Task prompt:
Check every line of the entries for the string "JSON" and return the ones that contain it.

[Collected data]
- Opening Delimiter -

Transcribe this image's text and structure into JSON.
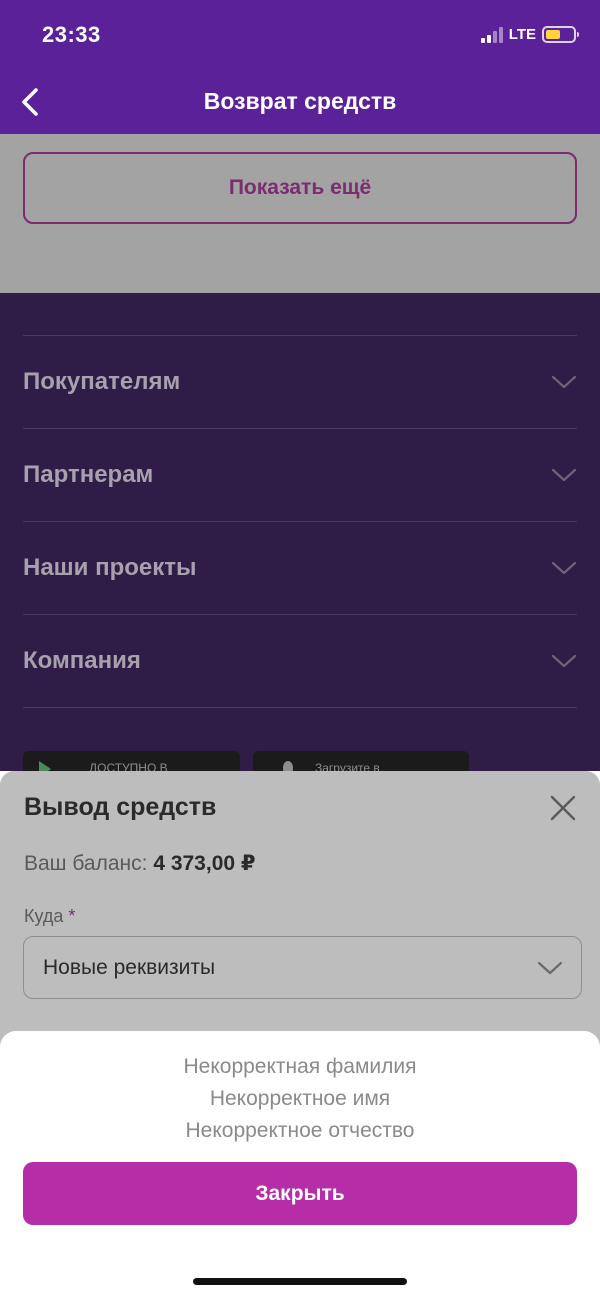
{
  "status": {
    "time": "23:33",
    "network": "LTE",
    "battery_level": 0.55,
    "battery_color": "#ffd23f"
  },
  "header": {
    "title": "Возврат средств",
    "bg_color": "#5b2199"
  },
  "page": {
    "show_more_label": "Показать ещё",
    "footer_items": [
      {
        "label": "Покупателям"
      },
      {
        "label": "Партнерам"
      },
      {
        "label": "Наши проекты"
      },
      {
        "label": "Компания"
      }
    ],
    "store_badges": [
      {
        "name": "google-play",
        "label": "ДОСТУПНО В"
      },
      {
        "name": "app-store",
        "label": "Загрузите в"
      }
    ]
  },
  "withdraw": {
    "title": "Вывод средств",
    "balance_label": "Ваш баланс:",
    "balance_value": "4 373,00 ₽",
    "destination_label": "Куда",
    "required_mark": "*",
    "destination_value": "Новые реквизиты"
  },
  "toast": {
    "messages": [
      "Некорректная фамилия",
      "Некорректное имя",
      "Некорректное отчество"
    ],
    "close_label": "Закрыть",
    "accent_color": "#b62ea7"
  }
}
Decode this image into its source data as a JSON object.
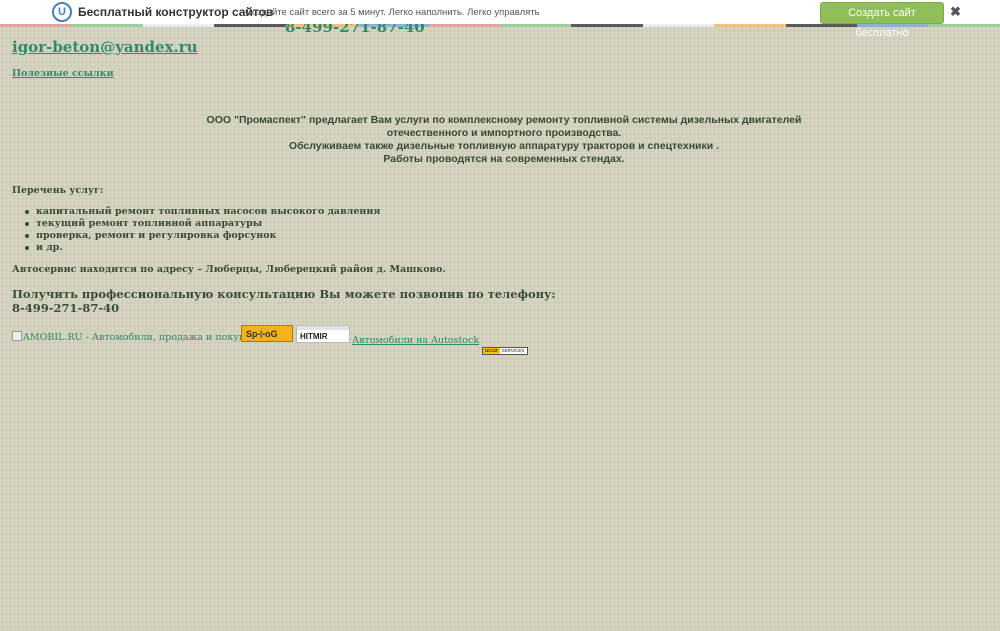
{
  "promo_bar": {
    "logo_letter": "U",
    "title": "Бесплатный конструктор сайтов",
    "subtitle": "Создайте сайт всего за 5 минут. Легко наполнить. Легко управлять",
    "cta_label": "Создать сайт бесплатно",
    "close_glyph": "✖",
    "stripe_colors": [
      "#e8a3a3",
      "#9ccf9c",
      "#ececec",
      "#5a5a5a",
      "#f0c27a",
      "#8db0d6",
      "#e8a3a3",
      "#9ccf9c",
      "#5a5a5a",
      "#ececec",
      "#f0c27a",
      "#5a5a5a",
      "#8db0d6",
      "#9ccf9c"
    ]
  },
  "header": {
    "phone_partial": "8-499-271-87-40",
    "email": "igor-beton@yandex.ru",
    "useful_links": "Полезные ссылки"
  },
  "intro": {
    "line1": "ООО \"Промаспект\" предлагает Вам услуги по комплексному ремонту топливной системы дизельных двигателей",
    "line2": "отечественного и импортного производства.",
    "line3": "Обслуживаем также дизельные топливную аппаратуру тракторов и спецтехники .",
    "line4": "Работы проводятся на современных стендах."
  },
  "services": {
    "title": "Перечень услуг:",
    "items": [
      "капитальный ремонт топливных насосов высокого давления",
      "текущий ремонт топливной аппаратуры",
      "проверка, ремонт и регулировка форсунок",
      "и др."
    ]
  },
  "address": "Автосервис находится по адресу – Люберцы, Люберецкий район д. Машково.",
  "consult": {
    "text": "Получить профессиональную консультацию Вы можете позвонив по телефону:",
    "phone": "8-499-271-87-40"
  },
  "banners": {
    "amobil_alt": "AMOBIL.RU - Автомобили, продажа и покупка авто",
    "spylog": "Sp⊹oG",
    "hitmir": "HITMIR",
    "autostock": "Автомобили на Autostock",
    "ucoz_left": "UCOZ",
    "ucoz_right": "SERVICES"
  },
  "colors": {
    "background": "#cfcfb9",
    "link": "#2f8a6e",
    "text": "#3b4a3a",
    "cta_green": "#8fbf56"
  }
}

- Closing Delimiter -

Finished exercise:
Transcribe this image's text and structure into JSON.
Decode this image into its source data as a JSON object.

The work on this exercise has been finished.